Well that is what Compressors are designed to do - among other things. However if there are big level changes between sections the Compressor will respond differently to each section so it is best get everything roughly the same before compressing. You can do that by using Normalize which will adjust the level based on the loudest sample. Or you could use Loudness Normalization which bases the adjustment on the audio’s Loudness Level. Most likely Loudness Normalization is a better fit for what you describe. If you haven’t really used Normalization you might want to create a test Project to explore how it works on different settings & audio. Don’t Normalize too hot, leave yourself some headroom.
A lot of folks would Normalize the Audio and then Render the entire Track so it’s all in one Audio file.
What I would do is ride the automation on the fader on that track.
(Or, more likely, listen to it in sections, and then manually enter normalization with the mouse/curve editor.)
That really shouldn’t take that long – maybe 30 minutes for a 3 minute track, tops. (A LUFS monitor helps, btw)
It also doesn’t need to be perfect, if you buss the clips to a vocal compressor. You could set one up with a long release, so it works more like an automatic gain control than a dynamics shaper, if you want.
What I find when I do takes in different situations, is that the different angle to the microphone will lead to different characteristics of the take, and that’s much harder to control for – Eq can get you some of the way there, but it’s not gonna be perfect.
Then again, I like autotune and ovox and harmonizer and … at that point, those differences are not audible
An Audio Event in Cubase always refers to a section of an underlying Audio file (that “section” can even be the entire Audio File). When you have multiple Audio Events in a Project each of those Events could be based on different Audio Files, or they could all be based on a single Audio File, or some combination of both.
When processing Audio, like with Normalizing, it is going to process the underlying Audio File. The message is telling you that multiple Audio Events are based on this specific Audio File. If you process this file it will impact all of these Audio Events which you may or may not want to happen. So it gives you the option to apply the processing to only this single Audio Event. The way it does this is to make a copy (aka New Version) of the Audio File which only that specific Event will reference and apply the processing to this new copy leaving the other Events unmodified.
Since you most likely want all of the vocals to be Normalized you can probably skip the “New Version” but it’s always worth pausing a moment to consider the decision & its implications.

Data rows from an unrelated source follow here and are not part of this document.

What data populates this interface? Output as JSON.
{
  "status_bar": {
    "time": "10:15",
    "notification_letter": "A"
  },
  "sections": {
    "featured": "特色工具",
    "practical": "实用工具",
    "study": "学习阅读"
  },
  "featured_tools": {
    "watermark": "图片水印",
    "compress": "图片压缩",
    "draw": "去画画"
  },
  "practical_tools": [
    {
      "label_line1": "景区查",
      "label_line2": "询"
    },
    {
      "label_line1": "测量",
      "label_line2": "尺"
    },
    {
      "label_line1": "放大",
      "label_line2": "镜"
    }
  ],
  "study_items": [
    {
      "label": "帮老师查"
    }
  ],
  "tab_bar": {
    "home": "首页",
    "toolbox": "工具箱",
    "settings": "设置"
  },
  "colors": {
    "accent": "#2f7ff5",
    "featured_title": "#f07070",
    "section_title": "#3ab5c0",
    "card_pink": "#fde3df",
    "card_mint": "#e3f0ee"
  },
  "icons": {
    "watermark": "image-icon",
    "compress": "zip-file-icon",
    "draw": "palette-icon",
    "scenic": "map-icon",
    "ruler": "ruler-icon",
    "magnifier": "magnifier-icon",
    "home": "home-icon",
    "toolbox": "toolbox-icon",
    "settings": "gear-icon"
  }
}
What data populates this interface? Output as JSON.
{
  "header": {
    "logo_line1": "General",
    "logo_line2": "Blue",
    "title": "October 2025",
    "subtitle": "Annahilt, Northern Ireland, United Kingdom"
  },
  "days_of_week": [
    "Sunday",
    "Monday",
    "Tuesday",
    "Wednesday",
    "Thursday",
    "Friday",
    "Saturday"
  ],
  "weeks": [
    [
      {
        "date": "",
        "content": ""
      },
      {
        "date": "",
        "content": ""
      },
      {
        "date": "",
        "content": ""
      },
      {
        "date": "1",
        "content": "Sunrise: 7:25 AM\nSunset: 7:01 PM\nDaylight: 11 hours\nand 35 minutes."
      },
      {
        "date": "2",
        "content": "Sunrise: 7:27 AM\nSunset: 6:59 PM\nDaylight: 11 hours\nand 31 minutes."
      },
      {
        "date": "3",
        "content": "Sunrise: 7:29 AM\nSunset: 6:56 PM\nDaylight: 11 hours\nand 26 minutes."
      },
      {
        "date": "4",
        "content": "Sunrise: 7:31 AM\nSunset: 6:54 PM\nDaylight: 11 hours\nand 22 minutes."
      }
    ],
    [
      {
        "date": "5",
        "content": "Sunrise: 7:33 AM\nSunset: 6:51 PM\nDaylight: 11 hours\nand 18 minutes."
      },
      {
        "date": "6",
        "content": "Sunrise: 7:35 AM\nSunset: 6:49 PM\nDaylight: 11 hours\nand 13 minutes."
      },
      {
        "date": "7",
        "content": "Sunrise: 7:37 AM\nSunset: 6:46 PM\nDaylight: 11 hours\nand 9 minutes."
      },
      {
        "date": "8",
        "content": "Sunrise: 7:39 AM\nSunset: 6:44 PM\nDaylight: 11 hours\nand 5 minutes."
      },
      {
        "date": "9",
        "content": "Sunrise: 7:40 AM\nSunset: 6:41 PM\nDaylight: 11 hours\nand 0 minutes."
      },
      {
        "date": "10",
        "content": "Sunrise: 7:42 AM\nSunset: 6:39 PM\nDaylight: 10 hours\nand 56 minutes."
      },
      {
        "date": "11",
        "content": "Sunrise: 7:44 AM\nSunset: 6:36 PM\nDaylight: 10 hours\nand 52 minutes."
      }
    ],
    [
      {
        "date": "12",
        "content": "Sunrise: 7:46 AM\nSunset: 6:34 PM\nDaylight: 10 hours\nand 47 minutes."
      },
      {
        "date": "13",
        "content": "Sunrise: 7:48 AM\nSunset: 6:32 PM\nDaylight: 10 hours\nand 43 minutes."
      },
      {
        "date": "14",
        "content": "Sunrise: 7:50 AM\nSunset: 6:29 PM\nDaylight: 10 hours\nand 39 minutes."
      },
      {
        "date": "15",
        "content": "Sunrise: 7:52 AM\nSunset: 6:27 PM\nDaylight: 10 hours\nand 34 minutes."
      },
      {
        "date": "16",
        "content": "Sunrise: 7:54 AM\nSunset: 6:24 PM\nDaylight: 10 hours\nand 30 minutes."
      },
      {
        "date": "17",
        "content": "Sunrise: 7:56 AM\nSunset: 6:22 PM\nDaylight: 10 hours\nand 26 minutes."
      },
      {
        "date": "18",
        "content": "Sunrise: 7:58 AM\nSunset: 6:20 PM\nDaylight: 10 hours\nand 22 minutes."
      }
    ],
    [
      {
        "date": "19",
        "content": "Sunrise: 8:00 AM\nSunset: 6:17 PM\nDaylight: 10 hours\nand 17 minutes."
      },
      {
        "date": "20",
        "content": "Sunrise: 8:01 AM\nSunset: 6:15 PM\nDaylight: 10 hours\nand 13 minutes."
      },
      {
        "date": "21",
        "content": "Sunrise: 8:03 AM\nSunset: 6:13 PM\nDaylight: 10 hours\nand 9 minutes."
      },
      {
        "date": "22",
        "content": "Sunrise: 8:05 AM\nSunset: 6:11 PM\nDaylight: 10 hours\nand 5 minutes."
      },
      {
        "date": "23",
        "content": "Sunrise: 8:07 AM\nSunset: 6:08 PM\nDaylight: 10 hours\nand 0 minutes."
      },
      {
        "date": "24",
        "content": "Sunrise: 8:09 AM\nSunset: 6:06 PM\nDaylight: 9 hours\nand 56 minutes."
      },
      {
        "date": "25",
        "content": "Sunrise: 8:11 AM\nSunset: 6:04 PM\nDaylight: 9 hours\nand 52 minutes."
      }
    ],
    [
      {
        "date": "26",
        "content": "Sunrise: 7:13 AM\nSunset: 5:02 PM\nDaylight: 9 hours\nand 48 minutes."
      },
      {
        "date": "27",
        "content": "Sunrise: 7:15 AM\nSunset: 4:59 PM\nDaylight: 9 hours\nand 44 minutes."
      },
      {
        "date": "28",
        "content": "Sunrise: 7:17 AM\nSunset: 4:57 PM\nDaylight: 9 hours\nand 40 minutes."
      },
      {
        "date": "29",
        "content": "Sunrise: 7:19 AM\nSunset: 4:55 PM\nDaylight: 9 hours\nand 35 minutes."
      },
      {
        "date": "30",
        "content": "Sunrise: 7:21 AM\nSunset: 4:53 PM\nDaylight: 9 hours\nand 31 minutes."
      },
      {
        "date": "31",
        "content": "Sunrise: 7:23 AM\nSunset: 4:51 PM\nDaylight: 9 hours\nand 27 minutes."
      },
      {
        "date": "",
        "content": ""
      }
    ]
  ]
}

Can I come crawling back out of my hole and mention that Cubase Elements does not have Loudness Normalization? I know I said it is a Nuendo-only feature, which is wrong, but Elements only has peak normalization.
Still better than nothing.